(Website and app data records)
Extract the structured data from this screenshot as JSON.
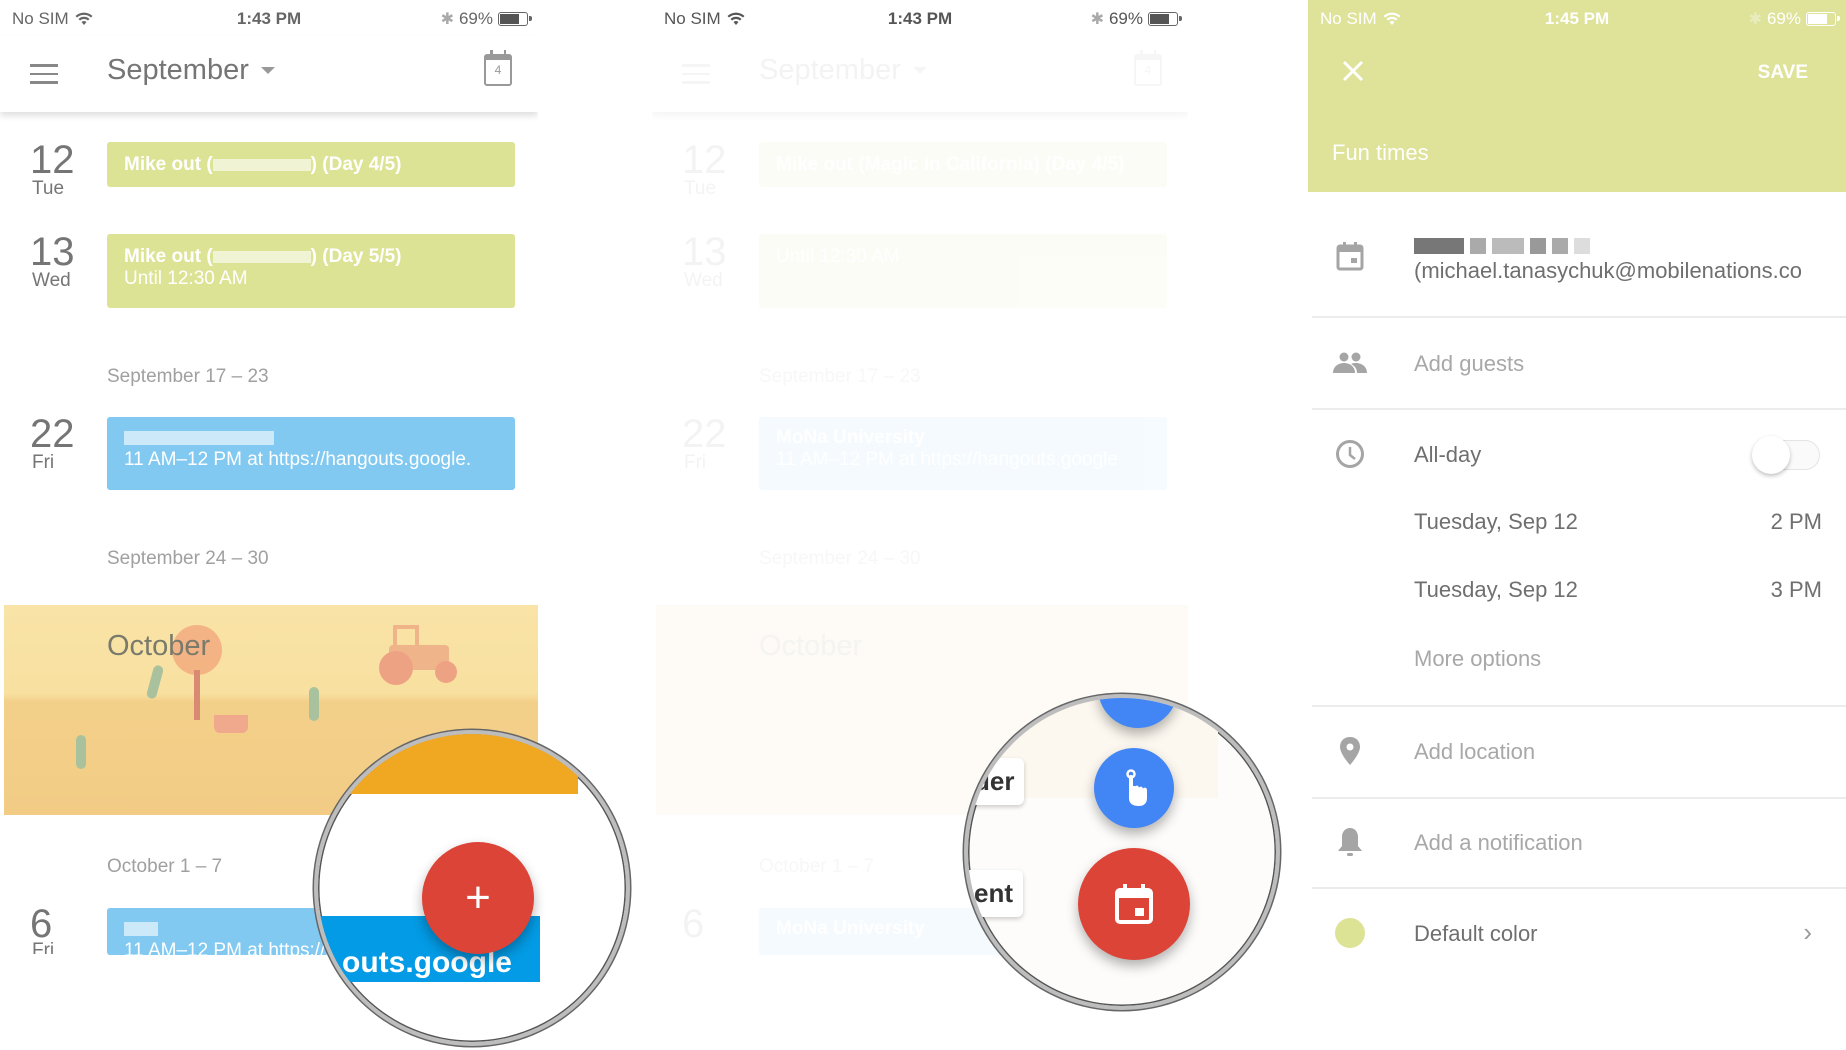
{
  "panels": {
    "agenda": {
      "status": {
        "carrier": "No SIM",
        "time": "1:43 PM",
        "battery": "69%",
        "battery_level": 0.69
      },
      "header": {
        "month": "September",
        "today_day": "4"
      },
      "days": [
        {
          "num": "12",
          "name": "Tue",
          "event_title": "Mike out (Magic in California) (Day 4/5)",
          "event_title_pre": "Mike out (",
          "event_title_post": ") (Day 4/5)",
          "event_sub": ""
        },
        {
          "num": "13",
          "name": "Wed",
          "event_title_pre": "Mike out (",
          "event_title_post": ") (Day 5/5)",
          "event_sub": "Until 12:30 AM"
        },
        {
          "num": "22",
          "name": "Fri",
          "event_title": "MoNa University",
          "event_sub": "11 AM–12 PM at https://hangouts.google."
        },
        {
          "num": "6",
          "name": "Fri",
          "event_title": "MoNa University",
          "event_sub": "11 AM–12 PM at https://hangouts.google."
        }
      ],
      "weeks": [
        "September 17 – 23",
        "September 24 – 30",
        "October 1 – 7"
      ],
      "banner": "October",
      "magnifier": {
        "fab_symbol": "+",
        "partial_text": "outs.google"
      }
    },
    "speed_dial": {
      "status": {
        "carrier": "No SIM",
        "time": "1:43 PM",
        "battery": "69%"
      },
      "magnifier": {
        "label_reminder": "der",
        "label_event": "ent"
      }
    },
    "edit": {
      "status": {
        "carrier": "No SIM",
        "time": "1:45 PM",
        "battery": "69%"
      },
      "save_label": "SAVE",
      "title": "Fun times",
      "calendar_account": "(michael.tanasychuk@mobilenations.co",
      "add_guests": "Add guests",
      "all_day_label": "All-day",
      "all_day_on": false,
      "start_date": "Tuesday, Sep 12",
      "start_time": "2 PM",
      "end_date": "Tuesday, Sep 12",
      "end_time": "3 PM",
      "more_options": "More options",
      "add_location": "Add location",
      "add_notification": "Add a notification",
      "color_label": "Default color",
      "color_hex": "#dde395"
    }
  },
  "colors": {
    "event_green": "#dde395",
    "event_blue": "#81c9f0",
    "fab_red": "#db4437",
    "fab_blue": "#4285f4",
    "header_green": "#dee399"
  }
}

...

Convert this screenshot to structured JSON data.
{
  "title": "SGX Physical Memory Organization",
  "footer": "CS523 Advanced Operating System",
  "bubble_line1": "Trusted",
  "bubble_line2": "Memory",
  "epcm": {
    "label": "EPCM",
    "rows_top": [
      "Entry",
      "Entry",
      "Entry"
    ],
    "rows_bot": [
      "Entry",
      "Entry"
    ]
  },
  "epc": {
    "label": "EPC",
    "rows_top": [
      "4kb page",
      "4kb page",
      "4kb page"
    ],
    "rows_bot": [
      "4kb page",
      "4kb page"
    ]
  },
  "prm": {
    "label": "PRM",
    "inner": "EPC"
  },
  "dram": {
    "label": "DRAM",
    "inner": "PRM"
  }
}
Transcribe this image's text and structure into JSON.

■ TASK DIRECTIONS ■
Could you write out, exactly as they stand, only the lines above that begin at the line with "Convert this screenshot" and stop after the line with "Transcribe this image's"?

■ ANSWER SECTION ■
Convert this screenshot to structured JSON data.
{
  "title": "SGX Physical Memory Organization",
  "footer": "CS523 Advanced Operating System",
  "bubble_line1": "Trusted",
  "bubble_line2": "Memory",
  "epcm": {
    "label": "EPCM",
    "rows_top": [
      "Entry",
      "Entry",
      "Entry"
    ],
    "rows_bot": [
      "Entry",
      "Entry"
    ]
  },
  "epc": {
    "label": "EPC",
    "rows_top": [
      "4kb page",
      "4kb page",
      "4kb page"
    ],
    "rows_bot": [
      "4kb page",
      "4kb page"
    ]
  },
  "prm": {
    "label": "PRM",
    "inner": "EPC"
  },
  "dram": {
    "label": "DRAM",
    "inner": "PRM"
  }
}
Transcribe this image's text and structure into JSON.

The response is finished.